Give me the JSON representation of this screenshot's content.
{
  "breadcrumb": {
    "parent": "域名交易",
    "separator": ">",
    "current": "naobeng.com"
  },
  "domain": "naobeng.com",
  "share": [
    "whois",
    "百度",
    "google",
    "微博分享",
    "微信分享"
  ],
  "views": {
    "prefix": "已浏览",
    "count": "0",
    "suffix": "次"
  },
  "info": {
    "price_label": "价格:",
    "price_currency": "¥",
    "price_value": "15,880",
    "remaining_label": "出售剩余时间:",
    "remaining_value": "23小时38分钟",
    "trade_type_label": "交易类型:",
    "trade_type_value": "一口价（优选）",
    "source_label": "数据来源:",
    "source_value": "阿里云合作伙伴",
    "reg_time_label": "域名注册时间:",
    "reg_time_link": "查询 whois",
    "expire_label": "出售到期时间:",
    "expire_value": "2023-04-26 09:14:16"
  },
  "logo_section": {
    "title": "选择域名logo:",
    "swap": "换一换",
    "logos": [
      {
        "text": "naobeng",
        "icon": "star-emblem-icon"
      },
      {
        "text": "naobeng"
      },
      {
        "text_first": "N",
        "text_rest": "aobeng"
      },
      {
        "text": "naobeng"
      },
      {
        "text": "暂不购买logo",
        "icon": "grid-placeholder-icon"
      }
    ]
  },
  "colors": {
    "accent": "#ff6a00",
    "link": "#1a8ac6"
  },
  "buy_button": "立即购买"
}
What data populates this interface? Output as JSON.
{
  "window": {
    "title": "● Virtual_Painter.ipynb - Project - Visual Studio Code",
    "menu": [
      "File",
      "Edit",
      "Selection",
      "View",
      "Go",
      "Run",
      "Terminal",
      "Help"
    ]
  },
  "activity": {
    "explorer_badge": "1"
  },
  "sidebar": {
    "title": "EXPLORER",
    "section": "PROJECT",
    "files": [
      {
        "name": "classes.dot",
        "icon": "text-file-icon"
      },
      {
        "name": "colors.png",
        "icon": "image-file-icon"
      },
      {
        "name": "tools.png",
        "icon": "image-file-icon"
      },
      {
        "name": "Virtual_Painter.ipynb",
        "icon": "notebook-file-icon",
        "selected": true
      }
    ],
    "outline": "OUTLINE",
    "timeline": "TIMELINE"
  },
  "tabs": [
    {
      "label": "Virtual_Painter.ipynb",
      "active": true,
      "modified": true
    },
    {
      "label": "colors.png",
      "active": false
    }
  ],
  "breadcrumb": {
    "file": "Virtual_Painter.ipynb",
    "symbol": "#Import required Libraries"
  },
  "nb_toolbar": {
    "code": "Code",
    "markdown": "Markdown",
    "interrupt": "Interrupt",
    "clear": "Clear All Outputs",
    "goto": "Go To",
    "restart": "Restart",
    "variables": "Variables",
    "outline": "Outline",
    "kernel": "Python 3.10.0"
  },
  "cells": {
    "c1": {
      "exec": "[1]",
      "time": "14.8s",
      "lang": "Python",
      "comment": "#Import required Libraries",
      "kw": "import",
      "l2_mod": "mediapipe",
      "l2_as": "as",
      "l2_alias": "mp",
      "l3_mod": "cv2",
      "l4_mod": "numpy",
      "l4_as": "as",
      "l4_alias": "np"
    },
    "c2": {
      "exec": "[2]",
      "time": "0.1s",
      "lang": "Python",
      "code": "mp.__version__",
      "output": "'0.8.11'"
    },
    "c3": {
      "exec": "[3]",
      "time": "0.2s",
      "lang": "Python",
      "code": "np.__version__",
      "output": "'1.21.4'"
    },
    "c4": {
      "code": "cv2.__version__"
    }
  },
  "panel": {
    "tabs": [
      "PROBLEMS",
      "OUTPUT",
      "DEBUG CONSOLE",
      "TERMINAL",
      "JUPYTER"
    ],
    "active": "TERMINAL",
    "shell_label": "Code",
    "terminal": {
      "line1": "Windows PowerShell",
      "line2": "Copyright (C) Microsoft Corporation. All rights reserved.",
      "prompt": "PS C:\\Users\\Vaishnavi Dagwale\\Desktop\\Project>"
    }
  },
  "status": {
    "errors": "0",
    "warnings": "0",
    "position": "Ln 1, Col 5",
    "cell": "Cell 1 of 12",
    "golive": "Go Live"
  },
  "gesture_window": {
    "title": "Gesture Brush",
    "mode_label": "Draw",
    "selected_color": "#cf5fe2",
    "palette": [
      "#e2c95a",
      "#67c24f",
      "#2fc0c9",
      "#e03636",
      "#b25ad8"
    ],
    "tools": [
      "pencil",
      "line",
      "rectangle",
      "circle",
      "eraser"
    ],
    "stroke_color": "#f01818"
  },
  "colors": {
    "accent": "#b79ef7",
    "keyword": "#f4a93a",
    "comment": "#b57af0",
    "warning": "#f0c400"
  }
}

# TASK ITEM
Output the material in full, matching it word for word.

# SOLUTION FOR THIS EXERCISE
Give me the JSON representation of this screenshot's content.
{
  "breadcrumb": {
    "parent": "域名交易",
    "separator": ">",
    "current": "naobeng.com"
  },
  "domain": "naobeng.com",
  "share": [
    "whois",
    "百度",
    "google",
    "微博分享",
    "微信分享"
  ],
  "views": {
    "prefix": "已浏览",
    "count": "0",
    "suffix": "次"
  },
  "info": {
    "price_label": "价格:",
    "price_currency": "¥",
    "price_value": "15,880",
    "remaining_label": "出售剩余时间:",
    "remaining_value": "23小时38分钟",
    "trade_type_label": "交易类型:",
    "trade_type_value": "一口价（优选）",
    "source_label": "数据来源:",
    "source_value": "阿里云合作伙伴",
    "reg_time_label": "域名注册时间:",
    "reg_time_link": "查询 whois",
    "expire_label": "出售到期时间:",
    "expire_value": "2023-04-26 09:14:16"
  },
  "logo_section": {
    "title": "选择域名logo:",
    "swap": "换一换",
    "logos": [
      {
        "text": "naobeng",
        "icon": "star-emblem-icon"
      },
      {
        "text": "naobeng"
      },
      {
        "text_first": "N",
        "text_rest": "aobeng"
      },
      {
        "text": "naobeng"
      },
      {
        "text": "暂不购买logo",
        "icon": "grid-placeholder-icon"
      }
    ]
  },
  "colors": {
    "accent": "#ff6a00",
    "link": "#1a8ac6"
  },
  "buy_button": "立即购买"
}
What data populates this interface? Output as JSON.
{
  "window": {
    "title": "● Virtual_Painter.ipynb - Project - Visual Studio Code",
    "menu": [
      "File",
      "Edit",
      "Selection",
      "View",
      "Go",
      "Run",
      "Terminal",
      "Help"
    ]
  },
  "activity": {
    "explorer_badge": "1"
  },
  "sidebar": {
    "title": "EXPLORER",
    "section": "PROJECT",
    "files": [
      {
        "name": "classes.dot",
        "icon": "text-file-icon"
      },
      {
        "name": "colors.png",
        "icon": "image-file-icon"
      },
      {
        "name": "tools.png",
        "icon": "image-file-icon"
      },
      {
        "name": "Virtual_Painter.ipynb",
        "icon": "notebook-file-icon",
        "selected": true
      }
    ],
    "outline": "OUTLINE",
    "timeline": "TIMELINE"
  },
  "tabs": [
    {
      "label": "Virtual_Painter.ipynb",
      "active": true,
      "modified": true
    },
    {
      "label": "colors.png",
      "active": false
    }
  ],
  "breadcrumb": {
    "file": "Virtual_Painter.ipynb",
    "symbol": "#Import required Libraries"
  },
  "nb_toolbar": {
    "code": "Code",
    "markdown": "Markdown",
    "interrupt": "Interrupt",
    "clear": "Clear All Outputs",
    "goto": "Go To",
    "restart": "Restart",
    "variables": "Variables",
    "outline": "Outline",
    "kernel": "Python 3.10.0"
  },
  "cells": {
    "c1": {
      "exec": "[1]",
      "time": "14.8s",
      "lang": "Python",
      "comment": "#Import required Libraries",
      "kw": "import",
      "l2_mod": "mediapipe",
      "l2_as": "as",
      "l2_alias": "mp",
      "l3_mod": "cv2",
      "l4_mod": "numpy",
      "l4_as": "as",
      "l4_alias": "np"
    },
    "c2": {
      "exec": "[2]",
      "time": "0.1s",
      "lang": "Python",
      "code": "mp.__version__",
      "output": "'0.8.11'"
    },
    "c3": {
      "exec": "[3]",
      "time": "0.2s",
      "lang": "Python",
      "code": "np.__version__",
      "output": "'1.21.4'"
    },
    "c4": {
      "code": "cv2.__version__"
    }
  },
  "panel": {
    "tabs": [
      "PROBLEMS",
      "OUTPUT",
      "DEBUG CONSOLE",
      "TERMINAL",
      "JUPYTER"
    ],
    "active": "TERMINAL",
    "shell_label": "Code",
    "terminal": {
      "line1": "Windows PowerShell",
      "line2": "Copyright (C) Microsoft Corporation. All rights reserved.",
      "prompt": "PS C:\\Users\\Vaishnavi Dagwale\\Desktop\\Project>"
    }
  },
  "status": {
    "errors": "0",
    "warnings": "0",
    "position": "Ln 1, Col 5",
    "cell": "Cell 1 of 12",
    "golive": "Go Live"
  },
  "gesture_window": {
    "title": "Gesture Brush",
    "mode_label": "Draw",
    "selected_color": "#cf5fe2",
    "palette": [
      "#e2c95a",
      "#67c24f",
      "#2fc0c9",
      "#e03636",
      "#b25ad8"
    ],
    "tools": [
      "pencil",
      "line",
      "rectangle",
      "circle",
      "eraser"
    ],
    "stroke_color": "#f01818"
  },
  "colors": {
    "accent": "#b79ef7",
    "keyword": "#f4a93a",
    "comment": "#b57af0",
    "warning": "#f0c400"
  }
}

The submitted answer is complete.